EXERCISE DIRECTIONS: Only one range belongs in the answer: the line holding "Output a JSON" through the last line of the records, reproduced as is.

Element data from apps and pages:
= Beginning of Section =

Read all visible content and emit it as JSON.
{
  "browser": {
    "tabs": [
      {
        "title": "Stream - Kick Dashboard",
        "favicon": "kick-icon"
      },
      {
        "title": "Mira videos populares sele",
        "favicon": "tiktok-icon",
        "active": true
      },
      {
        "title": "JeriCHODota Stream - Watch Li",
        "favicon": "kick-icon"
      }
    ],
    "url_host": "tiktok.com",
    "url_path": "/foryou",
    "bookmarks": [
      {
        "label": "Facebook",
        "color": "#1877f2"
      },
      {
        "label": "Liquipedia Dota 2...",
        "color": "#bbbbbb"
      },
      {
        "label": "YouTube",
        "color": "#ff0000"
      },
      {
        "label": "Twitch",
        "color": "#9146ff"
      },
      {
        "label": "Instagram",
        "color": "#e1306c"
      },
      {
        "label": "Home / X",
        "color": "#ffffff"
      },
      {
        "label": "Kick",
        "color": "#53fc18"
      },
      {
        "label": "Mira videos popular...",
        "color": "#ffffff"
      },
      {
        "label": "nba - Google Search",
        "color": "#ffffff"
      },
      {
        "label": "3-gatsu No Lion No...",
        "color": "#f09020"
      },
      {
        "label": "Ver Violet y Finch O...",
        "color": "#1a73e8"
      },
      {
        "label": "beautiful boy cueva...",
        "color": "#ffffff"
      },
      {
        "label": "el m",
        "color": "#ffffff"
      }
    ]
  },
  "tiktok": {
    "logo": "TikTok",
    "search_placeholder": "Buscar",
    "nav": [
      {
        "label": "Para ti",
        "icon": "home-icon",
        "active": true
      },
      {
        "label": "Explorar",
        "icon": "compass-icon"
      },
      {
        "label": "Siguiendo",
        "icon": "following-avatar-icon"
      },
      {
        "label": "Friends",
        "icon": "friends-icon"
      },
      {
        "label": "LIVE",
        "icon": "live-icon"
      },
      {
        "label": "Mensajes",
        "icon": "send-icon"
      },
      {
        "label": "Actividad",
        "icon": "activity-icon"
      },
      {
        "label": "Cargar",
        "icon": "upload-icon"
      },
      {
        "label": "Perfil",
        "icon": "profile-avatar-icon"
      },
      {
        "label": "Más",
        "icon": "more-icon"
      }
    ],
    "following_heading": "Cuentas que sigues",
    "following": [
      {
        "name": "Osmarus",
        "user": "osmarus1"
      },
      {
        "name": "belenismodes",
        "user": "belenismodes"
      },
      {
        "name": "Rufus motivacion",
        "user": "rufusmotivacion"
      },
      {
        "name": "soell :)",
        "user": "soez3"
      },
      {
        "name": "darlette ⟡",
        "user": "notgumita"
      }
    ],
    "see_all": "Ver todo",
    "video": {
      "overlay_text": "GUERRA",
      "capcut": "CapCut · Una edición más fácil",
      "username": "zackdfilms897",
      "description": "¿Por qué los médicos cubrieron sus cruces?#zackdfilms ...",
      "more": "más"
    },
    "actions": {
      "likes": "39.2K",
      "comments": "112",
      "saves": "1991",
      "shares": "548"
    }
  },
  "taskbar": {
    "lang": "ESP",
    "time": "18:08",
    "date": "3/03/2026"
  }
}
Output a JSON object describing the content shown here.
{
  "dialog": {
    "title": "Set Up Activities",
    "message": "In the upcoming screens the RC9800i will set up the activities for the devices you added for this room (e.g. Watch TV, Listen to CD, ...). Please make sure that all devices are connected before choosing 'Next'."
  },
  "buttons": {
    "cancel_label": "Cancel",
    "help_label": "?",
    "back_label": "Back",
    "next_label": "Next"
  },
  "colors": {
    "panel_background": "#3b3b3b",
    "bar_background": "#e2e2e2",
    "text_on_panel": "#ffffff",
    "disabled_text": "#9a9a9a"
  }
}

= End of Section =

OUTPUT BELOW:
Output a JSON object describing the content shown here.
{
  "dialog": {
    "title": "Set Up Activities",
    "message": "In the upcoming screens the RC9800i will set up the activities for the devices you added for this room (e.g. Watch TV, Listen to CD, ...). Please make sure that all devices are connected before choosing 'Next'."
  },
  "buttons": {
    "cancel_label": "Cancel",
    "help_label": "?",
    "back_label": "Back",
    "next_label": "Next"
  },
  "colors": {
    "panel_background": "#3b3b3b",
    "bar_background": "#e2e2e2",
    "text_on_panel": "#ffffff",
    "disabled_text": "#9a9a9a"
  }
}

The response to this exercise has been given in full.